### Work instruction
Go through the entries below and count the lines holding the word "name". Reply with only the number, please.

### Provided data
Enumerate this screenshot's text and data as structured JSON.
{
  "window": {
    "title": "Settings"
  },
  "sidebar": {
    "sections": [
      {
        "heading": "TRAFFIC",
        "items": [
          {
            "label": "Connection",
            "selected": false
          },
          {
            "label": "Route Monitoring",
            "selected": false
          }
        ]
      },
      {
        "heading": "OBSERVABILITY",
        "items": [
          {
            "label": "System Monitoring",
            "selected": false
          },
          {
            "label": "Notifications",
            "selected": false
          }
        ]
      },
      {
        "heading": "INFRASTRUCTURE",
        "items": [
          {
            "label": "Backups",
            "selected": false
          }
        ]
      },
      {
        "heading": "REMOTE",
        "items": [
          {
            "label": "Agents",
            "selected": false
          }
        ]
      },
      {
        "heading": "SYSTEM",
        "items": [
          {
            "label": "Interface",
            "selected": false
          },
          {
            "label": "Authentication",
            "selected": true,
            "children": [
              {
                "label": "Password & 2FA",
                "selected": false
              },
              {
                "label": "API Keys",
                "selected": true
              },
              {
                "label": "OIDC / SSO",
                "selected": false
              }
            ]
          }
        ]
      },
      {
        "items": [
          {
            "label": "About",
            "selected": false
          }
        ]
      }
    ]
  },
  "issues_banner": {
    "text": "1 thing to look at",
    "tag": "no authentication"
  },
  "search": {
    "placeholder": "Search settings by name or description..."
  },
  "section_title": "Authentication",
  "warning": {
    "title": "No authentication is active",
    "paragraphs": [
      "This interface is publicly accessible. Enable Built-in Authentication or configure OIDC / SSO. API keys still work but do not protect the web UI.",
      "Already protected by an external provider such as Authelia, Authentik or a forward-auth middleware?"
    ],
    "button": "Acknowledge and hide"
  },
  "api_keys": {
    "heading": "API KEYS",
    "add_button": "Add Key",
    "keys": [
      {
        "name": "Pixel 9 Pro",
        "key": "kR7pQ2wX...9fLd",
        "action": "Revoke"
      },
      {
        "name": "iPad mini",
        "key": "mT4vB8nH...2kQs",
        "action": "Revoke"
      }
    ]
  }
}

### Completed exercise
3